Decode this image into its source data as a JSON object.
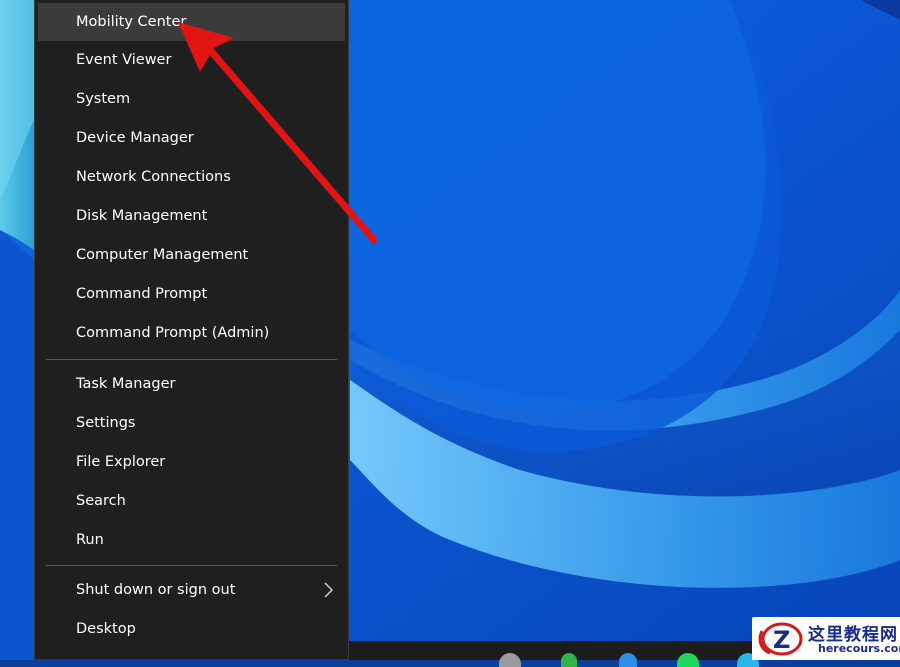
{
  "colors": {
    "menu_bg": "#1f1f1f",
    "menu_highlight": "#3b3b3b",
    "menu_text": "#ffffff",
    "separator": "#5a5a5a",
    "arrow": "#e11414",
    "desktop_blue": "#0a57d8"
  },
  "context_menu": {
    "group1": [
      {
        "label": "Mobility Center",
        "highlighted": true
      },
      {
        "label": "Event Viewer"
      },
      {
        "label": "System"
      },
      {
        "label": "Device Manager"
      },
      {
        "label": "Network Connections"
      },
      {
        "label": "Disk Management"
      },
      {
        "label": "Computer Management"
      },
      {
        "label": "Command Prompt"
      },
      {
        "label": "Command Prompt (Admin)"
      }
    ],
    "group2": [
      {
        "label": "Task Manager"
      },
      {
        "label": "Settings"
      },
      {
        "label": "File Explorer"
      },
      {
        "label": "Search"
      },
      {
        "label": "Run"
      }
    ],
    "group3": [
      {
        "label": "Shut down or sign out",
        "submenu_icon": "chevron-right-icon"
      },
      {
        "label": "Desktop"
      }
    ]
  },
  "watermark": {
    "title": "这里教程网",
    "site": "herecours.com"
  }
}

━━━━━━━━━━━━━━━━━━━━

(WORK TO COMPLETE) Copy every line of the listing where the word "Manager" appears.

(RESULT OF THIS EXERCISE)
        "label": "Device Manager"
        "label": "Task Manager"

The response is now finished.